# RECORDS PROVIDED
== == ==
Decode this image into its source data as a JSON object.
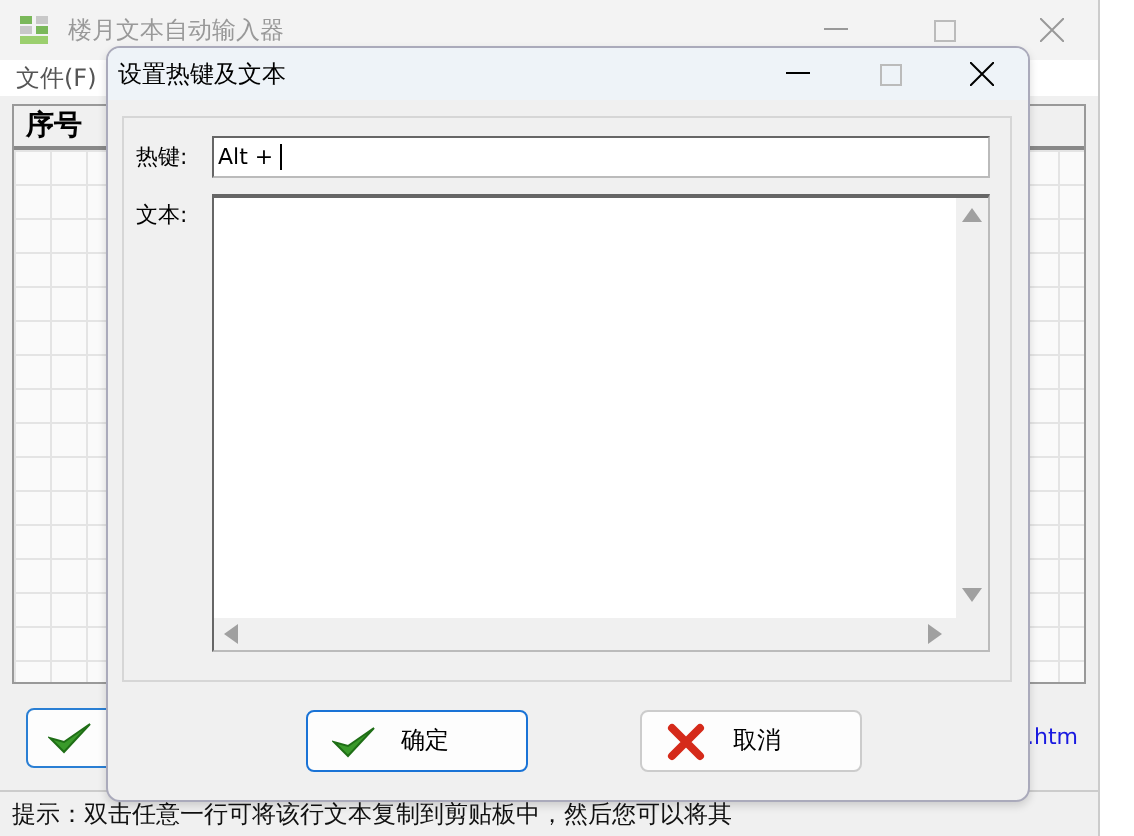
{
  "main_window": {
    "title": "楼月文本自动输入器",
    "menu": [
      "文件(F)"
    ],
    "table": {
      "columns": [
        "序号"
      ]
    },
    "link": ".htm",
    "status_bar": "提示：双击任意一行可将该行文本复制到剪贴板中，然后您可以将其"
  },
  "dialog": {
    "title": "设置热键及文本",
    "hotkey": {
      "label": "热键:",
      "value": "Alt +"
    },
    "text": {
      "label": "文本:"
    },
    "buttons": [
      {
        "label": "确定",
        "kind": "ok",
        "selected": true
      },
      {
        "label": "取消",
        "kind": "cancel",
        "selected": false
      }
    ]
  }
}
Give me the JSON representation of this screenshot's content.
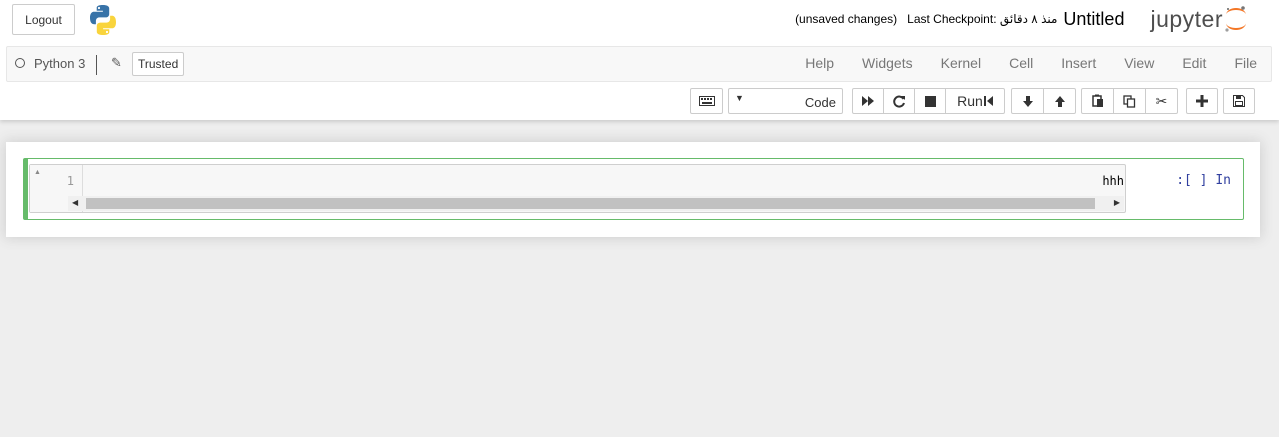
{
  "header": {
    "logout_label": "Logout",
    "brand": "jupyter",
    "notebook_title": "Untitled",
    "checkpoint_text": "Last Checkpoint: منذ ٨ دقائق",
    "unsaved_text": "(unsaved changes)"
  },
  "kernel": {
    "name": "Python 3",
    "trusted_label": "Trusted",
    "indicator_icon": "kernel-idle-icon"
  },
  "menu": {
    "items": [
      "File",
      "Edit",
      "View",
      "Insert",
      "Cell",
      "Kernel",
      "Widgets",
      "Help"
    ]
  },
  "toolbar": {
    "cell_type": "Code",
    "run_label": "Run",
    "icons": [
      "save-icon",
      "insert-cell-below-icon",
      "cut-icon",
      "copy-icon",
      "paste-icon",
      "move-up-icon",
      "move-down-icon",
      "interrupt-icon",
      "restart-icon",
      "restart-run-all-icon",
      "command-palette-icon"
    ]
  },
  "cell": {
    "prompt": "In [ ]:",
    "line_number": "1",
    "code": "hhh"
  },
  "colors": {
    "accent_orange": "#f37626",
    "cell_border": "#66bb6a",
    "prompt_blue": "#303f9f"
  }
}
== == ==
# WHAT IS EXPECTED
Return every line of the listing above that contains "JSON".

# ANSWER BOX
Decode this image into its source data as a JSON object.
Give me the JSON representation of this screenshot's content.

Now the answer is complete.